• I have defined y to be a weighted sumscore of some xs. So y ≡ f(xi) I think. This makes the xs the ‘stuff’ of y. Assuming independence of xs, the xs cannot also cause y in a traditional cause-effect type way, since that would require y to be different conceptual stuff from the xs. If the xs DO cause y in a traditional cause-effect type way, then the xs cannot also be the "stuff of" y (x can’t cause itself). I want to write a general statement along the lines of “the xs are not the stuff of y”, and thought to use y ≢ f(x). Any thoughts? – John Jan 15 '14 at 23:24
• That will indeed work! – Namaste Jan 15 '14 at 23:30

$\not\equiv$ usually denotes the opposite of $\equiv$, that is depending on the context for example

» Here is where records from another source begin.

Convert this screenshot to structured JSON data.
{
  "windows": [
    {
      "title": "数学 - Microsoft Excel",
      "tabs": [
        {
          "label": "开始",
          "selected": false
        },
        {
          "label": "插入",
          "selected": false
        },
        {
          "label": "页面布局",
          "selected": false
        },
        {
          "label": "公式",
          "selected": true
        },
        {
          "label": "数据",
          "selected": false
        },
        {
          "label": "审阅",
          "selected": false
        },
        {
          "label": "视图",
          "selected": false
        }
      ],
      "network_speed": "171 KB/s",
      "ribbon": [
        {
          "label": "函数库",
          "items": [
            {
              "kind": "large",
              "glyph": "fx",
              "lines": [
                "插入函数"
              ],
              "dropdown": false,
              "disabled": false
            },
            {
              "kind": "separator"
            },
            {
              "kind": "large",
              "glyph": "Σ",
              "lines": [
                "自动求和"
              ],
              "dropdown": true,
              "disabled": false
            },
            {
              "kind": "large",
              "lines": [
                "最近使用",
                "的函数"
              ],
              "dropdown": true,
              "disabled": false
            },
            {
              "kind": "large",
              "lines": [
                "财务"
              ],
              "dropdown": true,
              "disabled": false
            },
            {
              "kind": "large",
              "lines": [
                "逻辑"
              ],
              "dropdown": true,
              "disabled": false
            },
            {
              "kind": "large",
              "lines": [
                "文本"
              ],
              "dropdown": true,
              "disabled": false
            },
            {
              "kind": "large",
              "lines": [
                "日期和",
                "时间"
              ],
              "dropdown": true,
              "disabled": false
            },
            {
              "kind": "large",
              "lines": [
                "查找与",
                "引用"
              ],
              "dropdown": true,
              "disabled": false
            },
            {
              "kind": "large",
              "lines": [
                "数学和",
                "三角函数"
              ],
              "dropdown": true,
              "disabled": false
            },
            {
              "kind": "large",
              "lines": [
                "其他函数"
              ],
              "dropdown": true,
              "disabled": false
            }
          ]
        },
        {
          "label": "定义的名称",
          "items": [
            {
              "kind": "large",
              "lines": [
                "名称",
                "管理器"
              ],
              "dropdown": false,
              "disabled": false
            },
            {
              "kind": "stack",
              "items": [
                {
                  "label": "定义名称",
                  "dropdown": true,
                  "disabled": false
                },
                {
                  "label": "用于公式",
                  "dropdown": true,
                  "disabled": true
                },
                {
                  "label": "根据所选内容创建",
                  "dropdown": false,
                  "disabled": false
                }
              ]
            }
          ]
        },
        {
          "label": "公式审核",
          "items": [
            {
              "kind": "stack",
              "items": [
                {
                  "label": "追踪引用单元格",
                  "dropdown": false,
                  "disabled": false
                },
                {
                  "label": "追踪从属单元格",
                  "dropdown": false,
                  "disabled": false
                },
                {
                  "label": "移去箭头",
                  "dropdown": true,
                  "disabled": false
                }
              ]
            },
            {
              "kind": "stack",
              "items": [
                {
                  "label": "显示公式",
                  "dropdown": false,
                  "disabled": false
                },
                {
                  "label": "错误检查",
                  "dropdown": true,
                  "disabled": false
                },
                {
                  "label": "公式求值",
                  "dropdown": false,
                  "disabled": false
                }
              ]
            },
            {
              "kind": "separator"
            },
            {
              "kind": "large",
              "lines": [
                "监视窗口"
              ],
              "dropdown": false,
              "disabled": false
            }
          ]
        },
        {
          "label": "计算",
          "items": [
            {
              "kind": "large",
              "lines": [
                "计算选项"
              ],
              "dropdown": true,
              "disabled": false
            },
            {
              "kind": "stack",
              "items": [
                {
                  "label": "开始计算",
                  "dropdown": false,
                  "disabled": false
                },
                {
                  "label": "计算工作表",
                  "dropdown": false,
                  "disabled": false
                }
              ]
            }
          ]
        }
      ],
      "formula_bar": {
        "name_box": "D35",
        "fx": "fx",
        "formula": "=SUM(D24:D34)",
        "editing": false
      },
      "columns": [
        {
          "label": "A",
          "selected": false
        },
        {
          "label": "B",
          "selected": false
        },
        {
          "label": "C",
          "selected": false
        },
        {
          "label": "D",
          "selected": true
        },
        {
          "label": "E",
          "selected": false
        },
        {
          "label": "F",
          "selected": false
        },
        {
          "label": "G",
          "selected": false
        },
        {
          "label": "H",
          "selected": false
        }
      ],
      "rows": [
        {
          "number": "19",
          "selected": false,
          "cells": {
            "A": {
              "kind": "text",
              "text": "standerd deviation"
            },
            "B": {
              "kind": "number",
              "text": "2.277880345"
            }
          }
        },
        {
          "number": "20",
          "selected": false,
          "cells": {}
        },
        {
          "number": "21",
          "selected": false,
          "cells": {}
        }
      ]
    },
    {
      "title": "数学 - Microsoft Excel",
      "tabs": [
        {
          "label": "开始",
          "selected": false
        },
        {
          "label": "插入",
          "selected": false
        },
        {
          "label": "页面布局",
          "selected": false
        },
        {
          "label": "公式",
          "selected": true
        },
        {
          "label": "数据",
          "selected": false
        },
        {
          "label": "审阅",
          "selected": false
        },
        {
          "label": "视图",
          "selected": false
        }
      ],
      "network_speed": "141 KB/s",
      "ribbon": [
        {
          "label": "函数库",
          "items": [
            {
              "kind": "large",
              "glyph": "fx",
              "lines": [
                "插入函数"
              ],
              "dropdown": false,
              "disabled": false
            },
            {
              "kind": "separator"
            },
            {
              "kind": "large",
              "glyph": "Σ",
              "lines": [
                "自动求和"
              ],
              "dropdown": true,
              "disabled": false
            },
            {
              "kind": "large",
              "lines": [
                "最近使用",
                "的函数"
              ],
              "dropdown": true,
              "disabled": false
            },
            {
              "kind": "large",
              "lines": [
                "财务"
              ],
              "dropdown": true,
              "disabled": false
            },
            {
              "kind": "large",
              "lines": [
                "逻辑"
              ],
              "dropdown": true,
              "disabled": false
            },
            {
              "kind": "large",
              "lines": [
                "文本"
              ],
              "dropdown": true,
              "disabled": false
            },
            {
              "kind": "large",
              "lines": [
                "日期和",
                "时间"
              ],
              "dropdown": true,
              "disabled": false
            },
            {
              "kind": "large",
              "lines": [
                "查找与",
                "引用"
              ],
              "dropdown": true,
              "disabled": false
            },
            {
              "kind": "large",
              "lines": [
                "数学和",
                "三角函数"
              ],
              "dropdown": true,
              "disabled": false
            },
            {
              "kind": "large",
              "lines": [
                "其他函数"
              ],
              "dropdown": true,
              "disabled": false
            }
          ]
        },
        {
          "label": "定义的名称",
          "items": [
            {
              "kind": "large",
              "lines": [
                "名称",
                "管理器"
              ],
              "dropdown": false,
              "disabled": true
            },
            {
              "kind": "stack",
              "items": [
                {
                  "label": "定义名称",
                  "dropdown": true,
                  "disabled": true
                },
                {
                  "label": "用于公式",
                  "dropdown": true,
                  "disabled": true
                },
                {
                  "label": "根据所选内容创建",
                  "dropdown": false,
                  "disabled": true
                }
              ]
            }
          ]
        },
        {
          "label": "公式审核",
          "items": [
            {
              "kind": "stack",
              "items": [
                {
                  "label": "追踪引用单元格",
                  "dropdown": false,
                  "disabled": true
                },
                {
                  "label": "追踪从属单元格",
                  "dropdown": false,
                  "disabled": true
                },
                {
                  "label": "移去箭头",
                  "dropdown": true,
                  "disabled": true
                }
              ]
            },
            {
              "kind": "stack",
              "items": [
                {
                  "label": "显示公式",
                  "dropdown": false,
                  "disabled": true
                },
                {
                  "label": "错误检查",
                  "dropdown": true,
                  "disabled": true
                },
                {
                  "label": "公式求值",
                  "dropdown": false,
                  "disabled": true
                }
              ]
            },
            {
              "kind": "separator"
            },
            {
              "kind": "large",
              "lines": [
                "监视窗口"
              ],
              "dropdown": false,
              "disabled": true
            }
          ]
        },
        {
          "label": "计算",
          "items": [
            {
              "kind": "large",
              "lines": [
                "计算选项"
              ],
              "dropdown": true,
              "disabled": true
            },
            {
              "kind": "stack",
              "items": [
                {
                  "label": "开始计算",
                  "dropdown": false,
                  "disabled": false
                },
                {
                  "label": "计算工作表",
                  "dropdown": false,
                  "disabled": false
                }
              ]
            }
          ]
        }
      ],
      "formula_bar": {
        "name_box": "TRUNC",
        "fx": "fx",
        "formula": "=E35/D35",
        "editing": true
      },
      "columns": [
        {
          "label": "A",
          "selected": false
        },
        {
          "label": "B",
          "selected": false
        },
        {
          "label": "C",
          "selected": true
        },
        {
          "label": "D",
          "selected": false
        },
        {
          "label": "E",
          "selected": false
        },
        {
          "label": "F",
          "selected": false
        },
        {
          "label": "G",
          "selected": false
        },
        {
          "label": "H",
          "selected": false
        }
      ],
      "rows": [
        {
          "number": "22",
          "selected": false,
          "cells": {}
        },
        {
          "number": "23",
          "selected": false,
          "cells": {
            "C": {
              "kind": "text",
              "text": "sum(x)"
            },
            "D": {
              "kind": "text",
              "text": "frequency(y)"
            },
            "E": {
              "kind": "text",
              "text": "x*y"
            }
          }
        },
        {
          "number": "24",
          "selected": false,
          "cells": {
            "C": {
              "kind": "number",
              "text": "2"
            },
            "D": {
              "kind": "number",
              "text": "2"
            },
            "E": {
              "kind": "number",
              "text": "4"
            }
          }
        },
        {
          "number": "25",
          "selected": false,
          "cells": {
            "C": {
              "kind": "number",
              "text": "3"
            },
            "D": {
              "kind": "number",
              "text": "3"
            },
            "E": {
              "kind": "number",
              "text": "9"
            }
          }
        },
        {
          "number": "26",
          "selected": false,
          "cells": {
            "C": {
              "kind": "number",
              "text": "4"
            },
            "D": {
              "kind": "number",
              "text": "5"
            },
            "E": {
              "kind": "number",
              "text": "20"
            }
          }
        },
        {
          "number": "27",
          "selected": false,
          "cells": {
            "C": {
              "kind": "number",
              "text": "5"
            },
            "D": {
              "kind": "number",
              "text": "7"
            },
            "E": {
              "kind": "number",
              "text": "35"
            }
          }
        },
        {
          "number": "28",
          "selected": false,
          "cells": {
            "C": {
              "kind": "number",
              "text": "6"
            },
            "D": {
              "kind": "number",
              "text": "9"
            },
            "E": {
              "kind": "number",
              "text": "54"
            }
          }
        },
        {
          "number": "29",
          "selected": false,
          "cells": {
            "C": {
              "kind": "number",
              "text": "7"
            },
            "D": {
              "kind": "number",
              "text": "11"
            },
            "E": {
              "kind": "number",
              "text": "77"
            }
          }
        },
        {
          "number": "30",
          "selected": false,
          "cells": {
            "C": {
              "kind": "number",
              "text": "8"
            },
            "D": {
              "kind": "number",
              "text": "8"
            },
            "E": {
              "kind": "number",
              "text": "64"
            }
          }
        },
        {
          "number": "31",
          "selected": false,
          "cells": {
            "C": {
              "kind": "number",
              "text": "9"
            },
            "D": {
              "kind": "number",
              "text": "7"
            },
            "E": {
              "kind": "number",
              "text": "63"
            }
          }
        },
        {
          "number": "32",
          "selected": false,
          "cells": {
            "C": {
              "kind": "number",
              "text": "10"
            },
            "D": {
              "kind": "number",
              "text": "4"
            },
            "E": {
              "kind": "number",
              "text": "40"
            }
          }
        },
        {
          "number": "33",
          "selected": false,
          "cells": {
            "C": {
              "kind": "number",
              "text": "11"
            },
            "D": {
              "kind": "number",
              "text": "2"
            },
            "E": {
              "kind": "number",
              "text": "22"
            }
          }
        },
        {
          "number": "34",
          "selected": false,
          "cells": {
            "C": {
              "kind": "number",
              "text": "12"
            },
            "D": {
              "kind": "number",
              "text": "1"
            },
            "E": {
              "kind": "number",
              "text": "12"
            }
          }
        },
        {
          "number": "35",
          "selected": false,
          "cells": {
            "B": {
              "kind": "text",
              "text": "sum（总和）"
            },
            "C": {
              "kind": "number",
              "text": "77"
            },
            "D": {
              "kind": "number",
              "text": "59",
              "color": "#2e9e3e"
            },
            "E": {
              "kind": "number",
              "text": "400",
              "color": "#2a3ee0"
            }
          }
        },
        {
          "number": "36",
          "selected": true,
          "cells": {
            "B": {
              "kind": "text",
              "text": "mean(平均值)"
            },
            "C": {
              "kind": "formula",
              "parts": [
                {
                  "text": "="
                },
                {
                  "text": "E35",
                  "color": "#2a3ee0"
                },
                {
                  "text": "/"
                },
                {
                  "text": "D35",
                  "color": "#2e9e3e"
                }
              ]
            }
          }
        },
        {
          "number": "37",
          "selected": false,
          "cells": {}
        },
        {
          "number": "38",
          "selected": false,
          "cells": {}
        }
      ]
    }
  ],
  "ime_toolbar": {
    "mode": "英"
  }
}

• $f\not\equiv 0$ where $f$ is a function means that $f$ is not identical to the zero function, i.e. $$\exists x\in \mathrm{dom}(f) : f(x) \neq 0$$
• $a\not\equiv b \bmod{n}$ where $a,b\in\mathbb Z$ and $1<m\in\mathbb N$ means that $a$ and $b$ are not congruent modulus $m$, i.e. $$m\not|\ \ b-a$$ ($m$ does not divide the difference of $a$ and $b$).
• $\phi \not\equiv \psi$ with logical statements means that they are not equivalent ($\phi \not\Leftrightarrow \psi$)
• BTW Thanks AlexR - have posted a 'clarification' as a comment to AmWhy's response... – John Jan 15 '14 at 23:27
• @John in your context, $y\not\equiv f(x)$ would express that $y$ is independent of $x$; but I haven't seen this notation very often; usually it was just the statement $y$ does not depend on $x$ or something along the lines. – AlexR Jan 16 '14 at 21:10